App and web page records
=-=-=
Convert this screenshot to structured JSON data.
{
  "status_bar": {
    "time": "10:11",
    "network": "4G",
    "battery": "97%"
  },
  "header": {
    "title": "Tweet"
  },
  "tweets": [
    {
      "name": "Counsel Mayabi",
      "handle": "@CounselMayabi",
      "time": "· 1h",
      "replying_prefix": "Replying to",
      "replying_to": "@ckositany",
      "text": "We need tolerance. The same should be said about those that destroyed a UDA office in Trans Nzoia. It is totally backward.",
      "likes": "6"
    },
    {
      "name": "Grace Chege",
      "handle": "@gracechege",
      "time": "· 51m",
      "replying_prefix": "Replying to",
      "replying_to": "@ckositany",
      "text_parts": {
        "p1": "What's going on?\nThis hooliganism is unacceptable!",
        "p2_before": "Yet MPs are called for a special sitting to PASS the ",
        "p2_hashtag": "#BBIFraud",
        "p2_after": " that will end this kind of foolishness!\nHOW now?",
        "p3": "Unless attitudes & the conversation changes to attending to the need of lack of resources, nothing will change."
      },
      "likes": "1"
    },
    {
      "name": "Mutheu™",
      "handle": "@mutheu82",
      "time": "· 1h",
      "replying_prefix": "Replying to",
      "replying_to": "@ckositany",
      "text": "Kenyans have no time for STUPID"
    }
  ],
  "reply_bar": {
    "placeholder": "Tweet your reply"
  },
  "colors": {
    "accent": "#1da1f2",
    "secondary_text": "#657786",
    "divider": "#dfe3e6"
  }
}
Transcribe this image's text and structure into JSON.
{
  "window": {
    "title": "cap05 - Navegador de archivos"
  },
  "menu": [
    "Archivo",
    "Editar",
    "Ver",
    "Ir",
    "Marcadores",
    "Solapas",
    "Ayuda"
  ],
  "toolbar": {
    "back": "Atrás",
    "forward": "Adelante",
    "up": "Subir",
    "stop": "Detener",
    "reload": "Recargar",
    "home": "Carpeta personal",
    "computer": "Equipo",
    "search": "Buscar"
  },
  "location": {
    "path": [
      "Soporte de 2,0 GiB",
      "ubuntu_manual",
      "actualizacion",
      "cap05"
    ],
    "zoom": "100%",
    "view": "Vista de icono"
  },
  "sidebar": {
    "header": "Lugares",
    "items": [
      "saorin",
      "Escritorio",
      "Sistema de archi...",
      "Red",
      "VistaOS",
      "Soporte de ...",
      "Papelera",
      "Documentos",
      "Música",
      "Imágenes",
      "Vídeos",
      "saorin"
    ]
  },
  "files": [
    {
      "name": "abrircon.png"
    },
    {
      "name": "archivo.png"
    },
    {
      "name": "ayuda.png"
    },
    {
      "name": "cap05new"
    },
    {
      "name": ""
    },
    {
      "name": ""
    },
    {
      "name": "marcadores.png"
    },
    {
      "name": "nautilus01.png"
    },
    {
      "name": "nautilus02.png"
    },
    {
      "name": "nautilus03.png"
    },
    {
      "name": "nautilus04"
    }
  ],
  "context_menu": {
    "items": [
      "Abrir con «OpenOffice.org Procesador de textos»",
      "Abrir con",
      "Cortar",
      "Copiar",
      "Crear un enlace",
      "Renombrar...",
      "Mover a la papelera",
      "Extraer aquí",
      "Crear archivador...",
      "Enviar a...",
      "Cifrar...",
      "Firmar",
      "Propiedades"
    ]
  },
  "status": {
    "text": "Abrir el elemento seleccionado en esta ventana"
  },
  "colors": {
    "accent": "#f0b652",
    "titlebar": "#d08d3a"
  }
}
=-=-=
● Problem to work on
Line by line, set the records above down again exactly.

● Solution to this problem
Convert this screenshot to structured JSON data.
{
  "status_bar": {
    "time": "10:11",
    "network": "4G",
    "battery": "97%"
  },
  "header": {
    "title": "Tweet"
  },
  "tweets": [
    {
      "name": "Counsel Mayabi",
      "handle": "@CounselMayabi",
      "time": "· 1h",
      "replying_prefix": "Replying to",
      "replying_to": "@ckositany",
      "text": "We need tolerance. The same should be said about those that destroyed a UDA office in Trans Nzoia. It is totally backward.",
      "likes": "6"
    },
    {
      "name": "Grace Chege",
      "handle": "@gracechege",
      "time": "· 51m",
      "replying_prefix": "Replying to",
      "replying_to": "@ckositany",
      "text_parts": {
        "p1": "What's going on?\nThis hooliganism is unacceptable!",
        "p2_before": "Yet MPs are called for a special sitting to PASS the ",
        "p2_hashtag": "#BBIFraud",
        "p2_after": " that will end this kind of foolishness!\nHOW now?",
        "p3": "Unless attitudes & the conversation changes to attending to the need of lack of resources, nothing will change."
      },
      "likes": "1"
    },
    {
      "name": "Mutheu™",
      "handle": "@mutheu82",
      "time": "· 1h",
      "replying_prefix": "Replying to",
      "replying_to": "@ckositany",
      "text": "Kenyans have no time for STUPID"
    }
  ],
  "reply_bar": {
    "placeholder": "Tweet your reply"
  },
  "colors": {
    "accent": "#1da1f2",
    "secondary_text": "#657786",
    "divider": "#dfe3e6"
  }
}
Transcribe this image's text and structure into JSON.
{
  "window": {
    "title": "cap05 - Navegador de archivos"
  },
  "menu": [
    "Archivo",
    "Editar",
    "Ver",
    "Ir",
    "Marcadores",
    "Solapas",
    "Ayuda"
  ],
  "toolbar": {
    "back": "Atrás",
    "forward": "Adelante",
    "up": "Subir",
    "stop": "Detener",
    "reload": "Recargar",
    "home": "Carpeta personal",
    "computer": "Equipo",
    "search": "Buscar"
  },
  "location": {
    "path": [
      "Soporte de 2,0 GiB",
      "ubuntu_manual",
      "actualizacion",
      "cap05"
    ],
    "zoom": "100%",
    "view": "Vista de icono"
  },
  "sidebar": {
    "header": "Lugares",
    "items": [
      "saorin",
      "Escritorio",
      "Sistema de archi...",
      "Red",
      "VistaOS",
      "Soporte de ...",
      "Papelera",
      "Documentos",
      "Música",
      "Imágenes",
      "Vídeos",
      "saorin"
    ]
  },
  "files": [
    {
      "name": "abrircon.png"
    },
    {
      "name": "archivo.png"
    },
    {
      "name": "ayuda.png"
    },
    {
      "name": "cap05new"
    },
    {
      "name": ""
    },
    {
      "name": ""
    },
    {
      "name": "marcadores.png"
    },
    {
      "name": "nautilus01.png"
    },
    {
      "name": "nautilus02.png"
    },
    {
      "name": "nautilus03.png"
    },
    {
      "name": "nautilus04"
    }
  ],
  "context_menu": {
    "items": [
      "Abrir con «OpenOffice.org Procesador de textos»",
      "Abrir con",
      "Cortar",
      "Copiar",
      "Crear un enlace",
      "Renombrar...",
      "Mover a la papelera",
      "Extraer aquí",
      "Crear archivador...",
      "Enviar a...",
      "Cifrar...",
      "Firmar",
      "Propiedades"
    ]
  },
  "status": {
    "text": "Abrir el elemento seleccionado en esta ventana"
  },
  "colors": {
    "accent": "#f0b652",
    "titlebar": "#d08d3a"
  }
}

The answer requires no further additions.